After failing to catapult Renault (or, more appropriately, Renault failing to catapult Ricciardo) last season, the Australian driver knows it's his time to shine or fade away. With a driver like Ricciardo facing off against Haas’ F2 prodigies, the upcoming season won’t be easy on Haas.
Aston Martin Re-enters the Race
Even bigger than the news that Aston Martin would return to the world of F1 was the announcement that, after six seasons with Ferrari, four-time champion Sebastian Vettel would move to Aston Martin.
The shuffle will see Sergio Pérez, who had signed on with Aston Martin predecessor Racing Point until 2022, will move to Red Bull. After multiple issues with Ferrari back ends in the 2020 season, Vettel’s move came as less of a shock to fans.
Looking ahead, it seems likely that Vettel will end his career with Aston Martin following his less-than-impressive last season with Ferrari. Vettel will be racing alongside Lance Stroll, who has a history with Racing Point and Williams.
Given the lackluster performance of both Racing Point and Williams, Stroll will have a lot to learn from Vettel. However, pundits are excited for Aston Martin’s pairing, as it provides Vettel the clear chance to lead and helps prepare a young driver like Stroll for a long future in F1.
Those who follow F1 understand the importance of teamwork—or, at least, the importance of complementing fellow drivers on the track. For example, Hamilton may drive fellow Mercedes driver Valtteri Bottas to greatness, but feuds like the former rivalry in Red Bull between Ricciardo and Max Verstappen have caused absolute blunders on the racetrack.

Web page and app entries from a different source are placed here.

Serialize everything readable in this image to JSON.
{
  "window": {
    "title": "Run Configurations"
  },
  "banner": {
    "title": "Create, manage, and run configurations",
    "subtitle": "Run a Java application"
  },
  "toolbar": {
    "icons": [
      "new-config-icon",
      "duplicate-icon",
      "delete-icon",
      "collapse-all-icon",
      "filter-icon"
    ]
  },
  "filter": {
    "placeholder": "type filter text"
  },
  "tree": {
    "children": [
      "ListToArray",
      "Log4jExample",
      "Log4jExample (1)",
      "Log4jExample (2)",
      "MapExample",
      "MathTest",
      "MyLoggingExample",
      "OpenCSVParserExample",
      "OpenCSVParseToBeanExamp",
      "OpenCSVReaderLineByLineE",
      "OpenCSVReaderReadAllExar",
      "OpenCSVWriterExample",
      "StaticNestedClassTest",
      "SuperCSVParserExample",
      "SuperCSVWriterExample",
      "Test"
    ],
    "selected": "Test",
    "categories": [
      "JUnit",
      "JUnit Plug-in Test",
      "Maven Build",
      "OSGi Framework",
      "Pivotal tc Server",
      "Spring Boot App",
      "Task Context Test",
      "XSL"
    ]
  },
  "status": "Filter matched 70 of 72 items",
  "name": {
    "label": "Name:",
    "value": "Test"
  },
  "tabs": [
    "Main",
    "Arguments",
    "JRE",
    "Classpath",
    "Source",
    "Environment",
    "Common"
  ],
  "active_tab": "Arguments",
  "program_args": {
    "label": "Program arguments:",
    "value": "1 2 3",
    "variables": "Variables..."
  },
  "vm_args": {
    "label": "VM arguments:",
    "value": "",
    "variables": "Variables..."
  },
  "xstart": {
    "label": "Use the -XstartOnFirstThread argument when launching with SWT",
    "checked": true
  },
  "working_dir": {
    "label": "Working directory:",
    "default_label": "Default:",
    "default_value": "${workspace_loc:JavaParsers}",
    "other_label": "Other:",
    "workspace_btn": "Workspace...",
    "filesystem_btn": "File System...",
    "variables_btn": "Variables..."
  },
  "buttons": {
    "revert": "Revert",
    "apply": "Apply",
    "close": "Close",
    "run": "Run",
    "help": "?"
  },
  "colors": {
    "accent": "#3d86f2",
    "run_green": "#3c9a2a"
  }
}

Though Haas and Renault will provide an interesting battle in the middle of the pack, it’s Aston Martin that will likely chip away at the top three positions. In addition to Aston Martin, it’s also possible McLaren will be able to leverage its diligent work into a podium position—though they’ll have to contend with Red Bull in addition to Aston Martin to make that happen.